_Exercise_. Only the number is wanted: how many lines of the listing below contain "label"?

┌─ Exercise data

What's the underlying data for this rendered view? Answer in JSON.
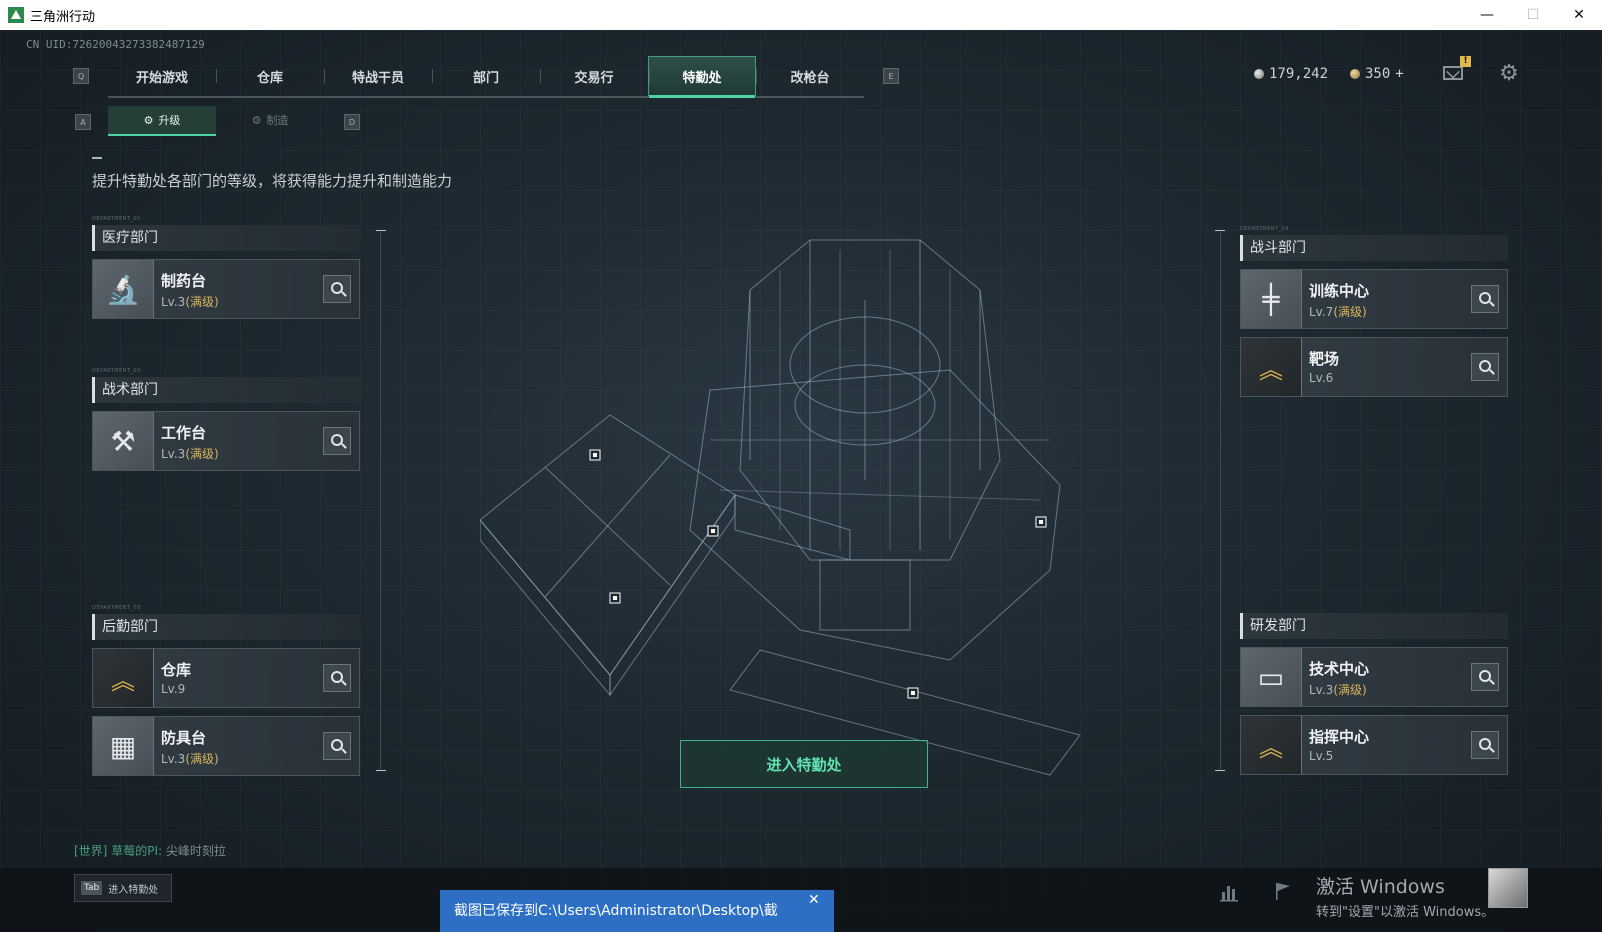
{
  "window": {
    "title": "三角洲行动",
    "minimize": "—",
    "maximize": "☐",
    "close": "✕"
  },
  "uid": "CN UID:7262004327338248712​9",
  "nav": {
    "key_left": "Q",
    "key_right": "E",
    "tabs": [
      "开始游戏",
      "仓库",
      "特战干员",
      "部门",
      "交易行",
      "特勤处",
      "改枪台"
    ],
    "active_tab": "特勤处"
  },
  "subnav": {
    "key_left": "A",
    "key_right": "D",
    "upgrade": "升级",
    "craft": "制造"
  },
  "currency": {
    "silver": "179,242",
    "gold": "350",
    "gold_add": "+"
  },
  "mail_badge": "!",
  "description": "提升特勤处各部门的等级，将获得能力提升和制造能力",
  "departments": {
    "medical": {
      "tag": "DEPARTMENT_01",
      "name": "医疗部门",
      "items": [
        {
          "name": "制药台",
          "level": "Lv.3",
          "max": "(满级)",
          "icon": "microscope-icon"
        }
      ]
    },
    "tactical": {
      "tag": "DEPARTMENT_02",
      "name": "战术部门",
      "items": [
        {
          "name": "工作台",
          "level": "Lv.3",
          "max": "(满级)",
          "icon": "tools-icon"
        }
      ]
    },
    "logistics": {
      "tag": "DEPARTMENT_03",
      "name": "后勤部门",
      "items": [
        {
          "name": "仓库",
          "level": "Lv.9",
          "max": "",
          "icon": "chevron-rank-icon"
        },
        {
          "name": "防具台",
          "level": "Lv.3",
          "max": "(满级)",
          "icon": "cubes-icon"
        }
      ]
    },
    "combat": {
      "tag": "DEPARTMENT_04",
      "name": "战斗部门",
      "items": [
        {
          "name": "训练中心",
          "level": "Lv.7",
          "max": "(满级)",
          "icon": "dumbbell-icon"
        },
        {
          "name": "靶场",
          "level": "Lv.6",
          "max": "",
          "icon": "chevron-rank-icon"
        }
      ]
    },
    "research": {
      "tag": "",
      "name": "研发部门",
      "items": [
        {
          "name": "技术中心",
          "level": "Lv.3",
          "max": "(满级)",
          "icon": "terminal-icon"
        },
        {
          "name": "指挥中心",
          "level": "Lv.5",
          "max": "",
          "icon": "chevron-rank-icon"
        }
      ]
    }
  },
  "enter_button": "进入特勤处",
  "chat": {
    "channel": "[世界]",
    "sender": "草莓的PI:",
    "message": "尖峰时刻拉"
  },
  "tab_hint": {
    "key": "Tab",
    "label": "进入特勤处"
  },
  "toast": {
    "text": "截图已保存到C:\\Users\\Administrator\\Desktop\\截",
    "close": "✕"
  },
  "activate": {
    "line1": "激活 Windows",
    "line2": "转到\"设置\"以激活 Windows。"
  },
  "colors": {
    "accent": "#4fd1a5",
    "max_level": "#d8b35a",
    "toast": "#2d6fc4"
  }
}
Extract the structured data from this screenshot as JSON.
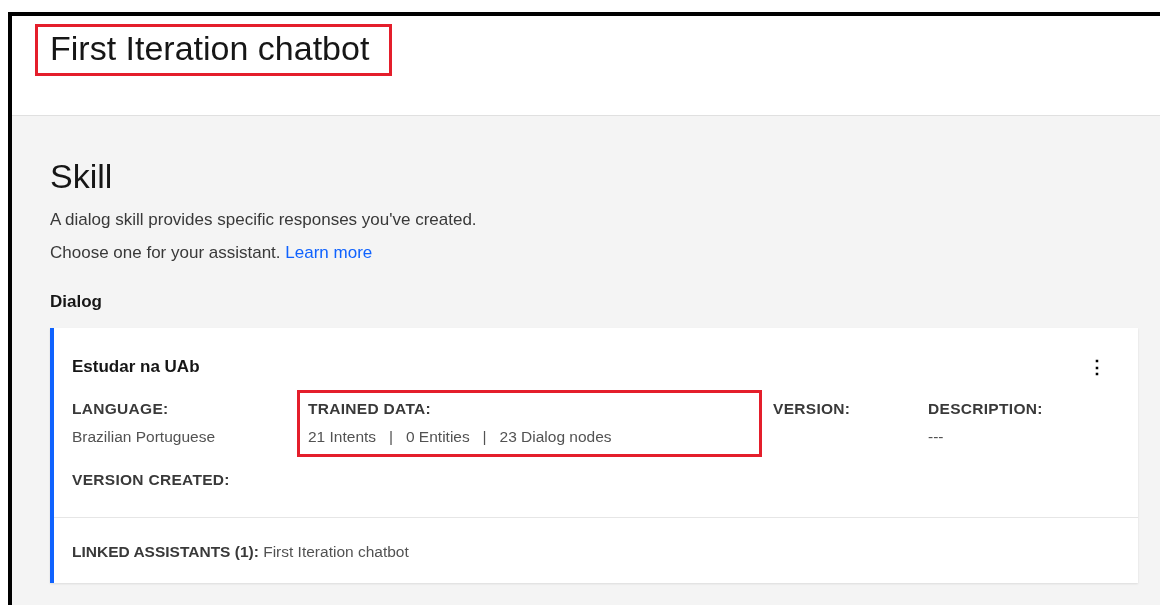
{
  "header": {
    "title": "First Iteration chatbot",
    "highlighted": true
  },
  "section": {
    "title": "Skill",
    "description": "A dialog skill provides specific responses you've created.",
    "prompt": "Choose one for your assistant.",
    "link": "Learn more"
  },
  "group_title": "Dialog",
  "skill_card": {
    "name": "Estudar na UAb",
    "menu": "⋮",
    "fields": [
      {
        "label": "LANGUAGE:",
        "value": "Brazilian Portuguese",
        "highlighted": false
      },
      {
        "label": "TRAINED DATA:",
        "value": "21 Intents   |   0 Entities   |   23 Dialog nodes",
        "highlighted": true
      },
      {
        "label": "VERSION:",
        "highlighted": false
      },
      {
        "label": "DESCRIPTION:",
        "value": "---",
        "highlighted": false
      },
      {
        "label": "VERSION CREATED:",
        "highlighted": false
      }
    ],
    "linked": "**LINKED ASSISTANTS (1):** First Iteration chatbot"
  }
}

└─

_Response to this task_. 6